Porting to BlackBerry 10 from other platforms
There are millions of lines of C and C++ code out there waiting to be ported to BlackBerry 10 and with the BlackBerry 10 Native SDK, you can leverage that code and bring it to many eager users. The Native SDK provides useful tools and commonly used libraries that can help to get your existing application running quickly and reliably on BlackBerry 10 devices.
It's important to keep in mind that BlackBerry 10 drives feature-rich and powerful devices, with capabilities that you may not have even considered for your application. For example, a desktop game written in C++ is not likely to include code that handles touch screen gestures or include logic to accommodate a virtual keyboard. You should also be aware of platform differences that can impact the libraries your application uses, so it's ideal to choose libraries that are open-source or that you have the source code rights for. Luckily, the Native SDK provides plenty of open-source libraries that have been tested on BlackBerry 10 to hopefully make your life easier. Your application should be programmed in C or C++, otherwise you'll need to convert languages as well.
BlackBerry 10 devices can be separated into two general categories:
- Full-touch devices: These devices use a touch screen as the only input method. They include a virtual keyboard that appears on the screen when keyboard input is required.
- Keyboard devices: These devices include a physical, QWERTY keyboard in addition to a touch screen. They have a smaller screen size than full-touch devices
A big advantage with the Native SDK is that you can still work in your favorite environment because the Native SDK works on Windows, Macintosh, and Linux platforms. Ideally, you should pick the platform that the software you want to port compiles on. For example, if your application is available for Linux, go ahead and use Linux as your development machine.
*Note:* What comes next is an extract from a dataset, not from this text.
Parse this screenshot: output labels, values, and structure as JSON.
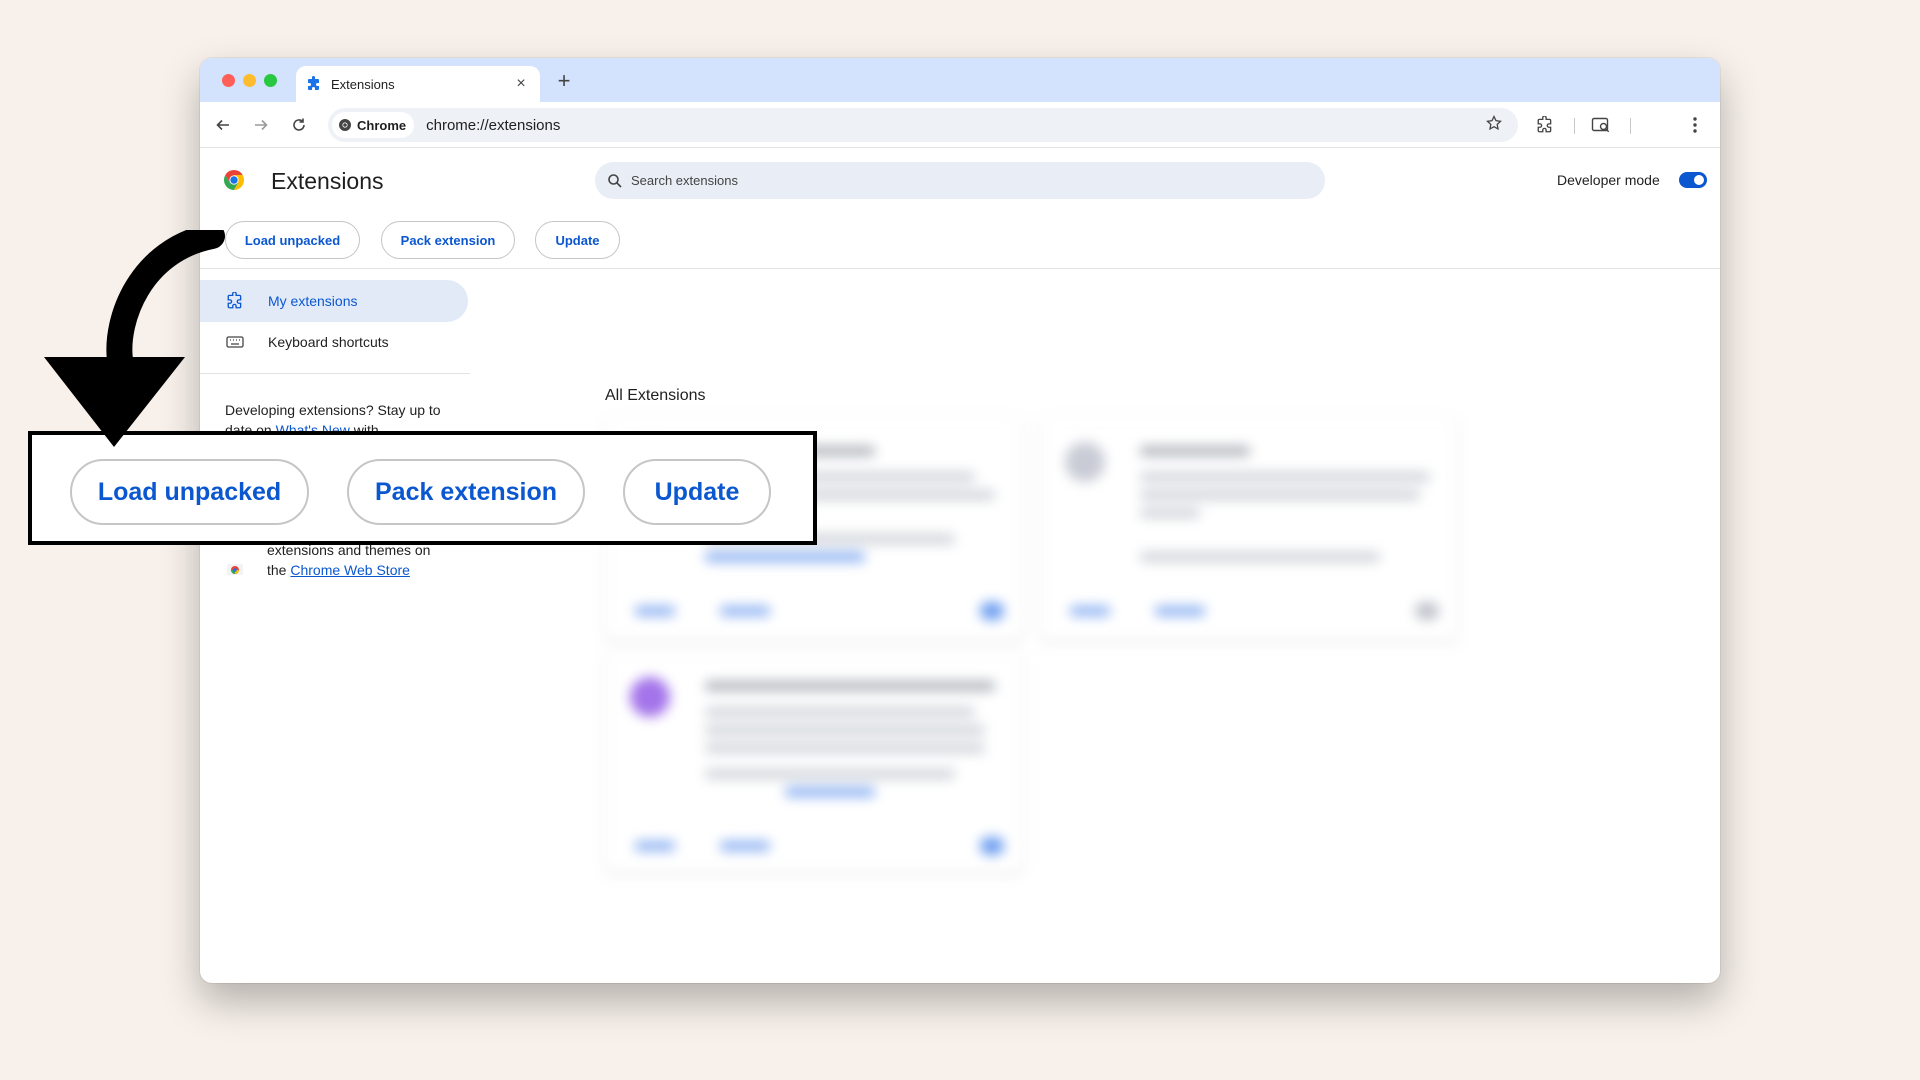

Then, you are basically dealing with the differences between two POSIX compliant operating systems (Linux and BlackBerry 10), along with some additional hardware differences such as touch screens, lack of a physical keyboard, etc.
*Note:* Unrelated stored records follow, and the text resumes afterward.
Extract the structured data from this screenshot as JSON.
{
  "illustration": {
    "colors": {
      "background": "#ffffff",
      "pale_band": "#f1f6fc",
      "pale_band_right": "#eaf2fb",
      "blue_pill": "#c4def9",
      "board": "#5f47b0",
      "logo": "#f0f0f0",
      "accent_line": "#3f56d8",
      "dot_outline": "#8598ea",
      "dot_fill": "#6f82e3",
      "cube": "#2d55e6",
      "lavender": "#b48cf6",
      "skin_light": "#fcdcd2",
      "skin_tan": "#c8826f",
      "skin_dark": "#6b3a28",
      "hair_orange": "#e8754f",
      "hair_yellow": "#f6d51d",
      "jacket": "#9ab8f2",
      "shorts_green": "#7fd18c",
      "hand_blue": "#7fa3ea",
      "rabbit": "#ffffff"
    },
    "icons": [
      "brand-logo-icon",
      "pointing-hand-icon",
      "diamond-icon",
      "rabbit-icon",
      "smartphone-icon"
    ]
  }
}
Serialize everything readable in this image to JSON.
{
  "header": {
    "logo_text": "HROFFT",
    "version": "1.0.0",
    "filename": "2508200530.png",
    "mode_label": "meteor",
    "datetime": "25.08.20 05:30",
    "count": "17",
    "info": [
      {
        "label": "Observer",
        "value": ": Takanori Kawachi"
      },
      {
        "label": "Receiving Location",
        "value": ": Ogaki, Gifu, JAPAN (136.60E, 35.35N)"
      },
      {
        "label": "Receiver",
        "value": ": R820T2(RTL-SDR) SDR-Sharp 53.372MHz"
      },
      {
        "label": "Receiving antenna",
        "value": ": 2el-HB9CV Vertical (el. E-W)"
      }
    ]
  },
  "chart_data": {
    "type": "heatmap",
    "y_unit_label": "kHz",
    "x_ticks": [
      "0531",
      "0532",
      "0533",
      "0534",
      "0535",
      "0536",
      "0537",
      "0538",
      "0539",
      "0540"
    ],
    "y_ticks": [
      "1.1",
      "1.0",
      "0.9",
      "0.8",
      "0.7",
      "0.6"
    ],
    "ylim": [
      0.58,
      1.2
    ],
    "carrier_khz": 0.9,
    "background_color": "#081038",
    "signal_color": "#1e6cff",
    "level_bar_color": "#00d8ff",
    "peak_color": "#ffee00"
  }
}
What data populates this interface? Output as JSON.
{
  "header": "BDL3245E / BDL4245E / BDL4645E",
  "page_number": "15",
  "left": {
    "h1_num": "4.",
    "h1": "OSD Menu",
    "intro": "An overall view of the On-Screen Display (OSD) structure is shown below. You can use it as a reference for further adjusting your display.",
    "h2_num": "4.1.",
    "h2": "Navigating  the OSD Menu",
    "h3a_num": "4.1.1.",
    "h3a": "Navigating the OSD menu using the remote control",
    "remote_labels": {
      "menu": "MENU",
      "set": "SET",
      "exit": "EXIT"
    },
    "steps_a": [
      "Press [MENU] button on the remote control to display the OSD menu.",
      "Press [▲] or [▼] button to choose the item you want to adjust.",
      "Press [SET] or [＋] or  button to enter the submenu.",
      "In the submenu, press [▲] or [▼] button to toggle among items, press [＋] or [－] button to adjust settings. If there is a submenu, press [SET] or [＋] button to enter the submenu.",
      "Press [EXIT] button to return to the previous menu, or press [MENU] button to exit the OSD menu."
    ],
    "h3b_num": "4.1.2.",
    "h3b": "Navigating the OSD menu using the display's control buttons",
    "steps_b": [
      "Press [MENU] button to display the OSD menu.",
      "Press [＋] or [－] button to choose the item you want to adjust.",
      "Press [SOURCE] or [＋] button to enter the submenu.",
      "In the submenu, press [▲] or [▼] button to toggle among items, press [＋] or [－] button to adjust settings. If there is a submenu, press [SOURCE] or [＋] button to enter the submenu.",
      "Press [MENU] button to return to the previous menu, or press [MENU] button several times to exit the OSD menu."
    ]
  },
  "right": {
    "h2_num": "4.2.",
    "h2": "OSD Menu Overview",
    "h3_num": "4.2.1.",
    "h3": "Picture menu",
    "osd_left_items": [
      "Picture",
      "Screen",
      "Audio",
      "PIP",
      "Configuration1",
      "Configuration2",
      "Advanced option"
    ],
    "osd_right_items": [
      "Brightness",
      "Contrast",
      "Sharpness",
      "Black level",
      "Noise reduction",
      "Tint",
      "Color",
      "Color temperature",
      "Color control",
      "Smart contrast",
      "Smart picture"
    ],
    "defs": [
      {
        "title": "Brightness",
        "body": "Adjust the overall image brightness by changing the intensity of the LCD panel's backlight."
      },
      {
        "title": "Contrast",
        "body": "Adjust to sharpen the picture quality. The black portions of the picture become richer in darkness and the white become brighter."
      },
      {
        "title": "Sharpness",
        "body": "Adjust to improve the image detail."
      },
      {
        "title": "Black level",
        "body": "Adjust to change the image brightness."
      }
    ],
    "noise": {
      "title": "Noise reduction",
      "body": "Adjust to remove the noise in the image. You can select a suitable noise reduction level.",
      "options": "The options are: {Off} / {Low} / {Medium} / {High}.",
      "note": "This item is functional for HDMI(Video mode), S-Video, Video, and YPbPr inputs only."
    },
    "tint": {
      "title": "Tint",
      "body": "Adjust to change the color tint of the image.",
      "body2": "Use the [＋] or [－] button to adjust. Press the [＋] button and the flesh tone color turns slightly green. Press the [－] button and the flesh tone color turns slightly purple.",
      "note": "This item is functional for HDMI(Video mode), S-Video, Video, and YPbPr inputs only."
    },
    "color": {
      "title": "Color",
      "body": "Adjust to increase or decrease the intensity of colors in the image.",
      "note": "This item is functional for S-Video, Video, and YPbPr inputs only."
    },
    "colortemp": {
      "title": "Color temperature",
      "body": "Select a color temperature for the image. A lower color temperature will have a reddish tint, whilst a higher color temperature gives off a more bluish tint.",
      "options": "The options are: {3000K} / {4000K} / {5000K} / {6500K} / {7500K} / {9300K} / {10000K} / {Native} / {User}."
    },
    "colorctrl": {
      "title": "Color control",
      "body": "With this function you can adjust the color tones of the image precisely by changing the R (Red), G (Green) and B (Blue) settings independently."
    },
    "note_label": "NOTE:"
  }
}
After you select an appropriate application to port, it's a good idea to try to compile it on your development machine. If you can’t build the project in an environment that supports it, you are unlikely to be successful in porting it to BlackBerry 10. Keep in mind that when you eventually compile for BlackBerry 10, you are in fact cross compiling, meaning you are working on a development machine with a certain architecture and runtime environment that is different from the environment that you're building for.